NEW ORLEANS — Before WrestleMania 30 takes over the Mercedes-Benz Superdome on Sunday, WWE Superstars stopped by Einstein Charter School in New Orleans and the Boys & Girls Club Westbank Unit in nearby Gretna, La., to help spread the Be a STAR Alliance’s message of tolerance and respect.
On Thursday, Mark Henry, Natalya and David Otunga joined 300 students from grades five through eight to share their personal experiences with bullying and to explain to the children how they can put an end to bullying. The next day, Cameron, Naomi, Alberto Del Rio and Damien Sandow joined Bronk and WWE Chief Brand Officer Stephanie McMahon to talk to an excited group of kids at the Boys and Girls Clubs to spread the word.
Natalya, Cameron and Naomi, stars of the hit E! show “Total Divas,” talked to the students about cyberbullying, how they deal with it and how the kids can help put an end to it by using social media and the Internet to spread positive messages.
"People can go online and say Natalya’s fat or Natalya’s ugly. They can say whatever they want about me, but guess what, I don’t have to take it,” “The Queen of Harts” said. “I can push back, I can choose not to follow them, or not to read it, to just ignore it. I don’t have to accept anything but the best for myself. You guys can do the same exact thing."
Otunga explained how kids can combat bullying by becoming actively involved, not just standing by and letting it happen.
"Be kind to the person being bullied. Talk to them. It’s a very lonely place to be, feeling like everyone’s picking on them. Let them know they’re not alone," the Harvard Law graduate advised.

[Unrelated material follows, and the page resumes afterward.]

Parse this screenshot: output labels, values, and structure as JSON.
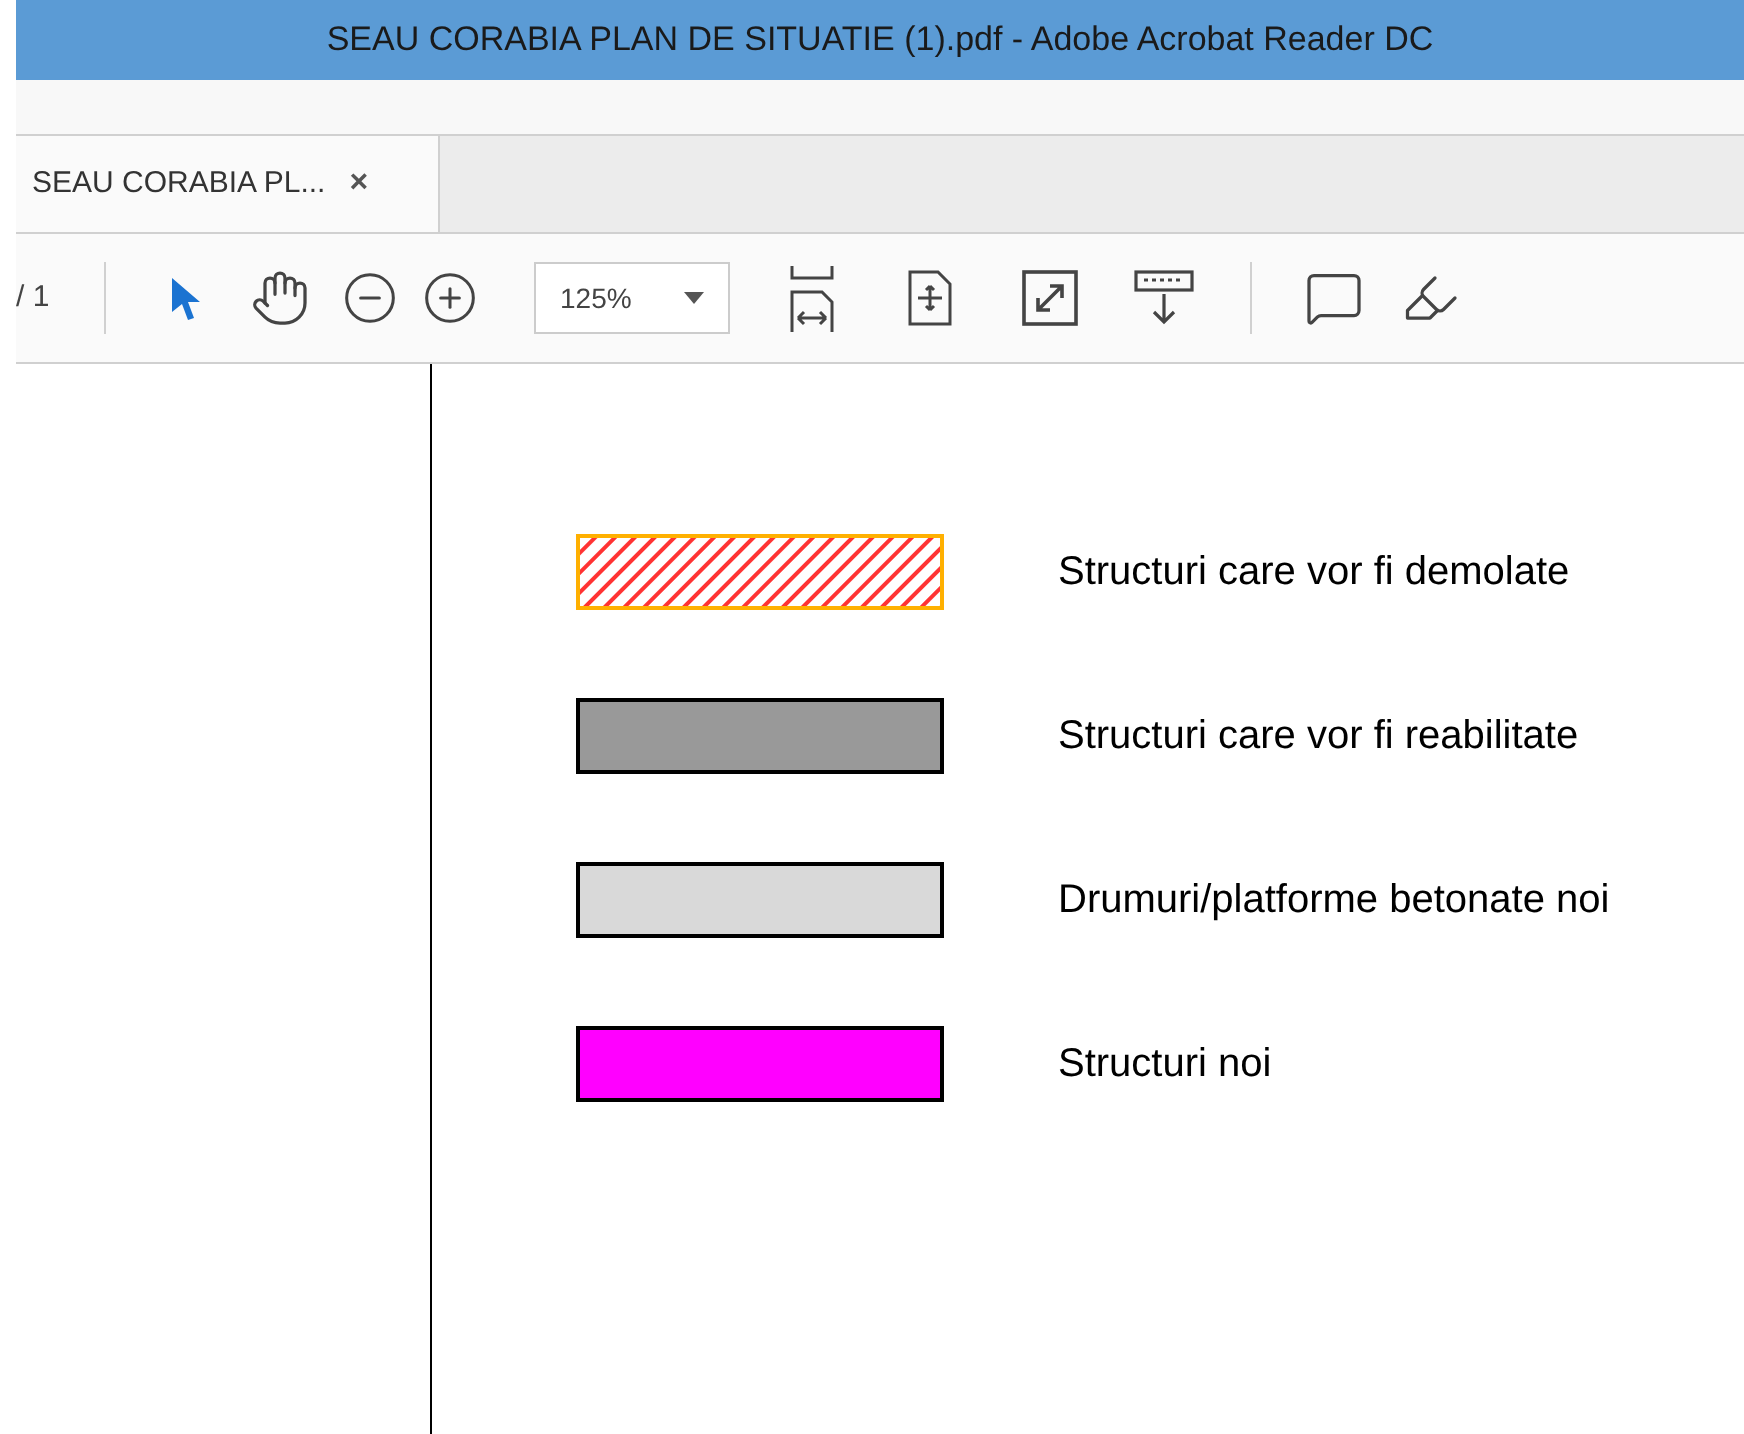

Sandow, taking part in his first-ever Be a STAR rally on Friday, sat down to tell the kids about his own personal experience with bullies as a child. The Intellectual Savior of the Masses talked about how he was picked on for dreaming to be a WWE Superstar and how a fellow student did not remain a bystander and put an end to the bullying.
“I got laughed at a lot,” he said. “I’ll never forget one time, someone was saying ‘You’ll never be a WWE Superstar,’ and this kid that I know stuck up for me and said ‘How do you know? Maybe someday, he will be.’ I never forgot that and we became great friends. Because he stuck up for me, I made a friend for the rest of my life. You guys can really affect people in a good way.”
While he portrays one of the most intense Superstars to ever step in the ring on television, Henry told the Einstein students about the differences between what they see in the media and reality.
"It’s my job to be entertaining," The World's Strongest Man explained. "I can’t walk out of this building and punch somebody and expect to stay free. That’s not the way it works. I can act on television and beat people up. That’s TV."
The Be a STAR rallies are just one of many ways WWE is making a positive impact on New Orleans during WrestleMania Week.
“What’s incredibly important to WWE is using our powerful voice to give back to the community,” McMahon said.
At the end of the rallies, the Superstars and Divas left the children with a simple, but effective message: Don’t be a bully, Be a STAR!
Be a STAR is made up of more than 50 alliance partners including Scholastic Inc., YMCA of America, Girl Scouts of America, GLAAD, RAINN and STOMP Out Bullying. For more information, visit beastaralliance.org, the Be a STAR Facebook page and the Twitter account @beastaralliance. Also, log on to beastaralliance.org to take the official Be a STAR pledge and to download a free Be a STAR teacher’s aide and Be a STAR toolkit to start your own local chapter.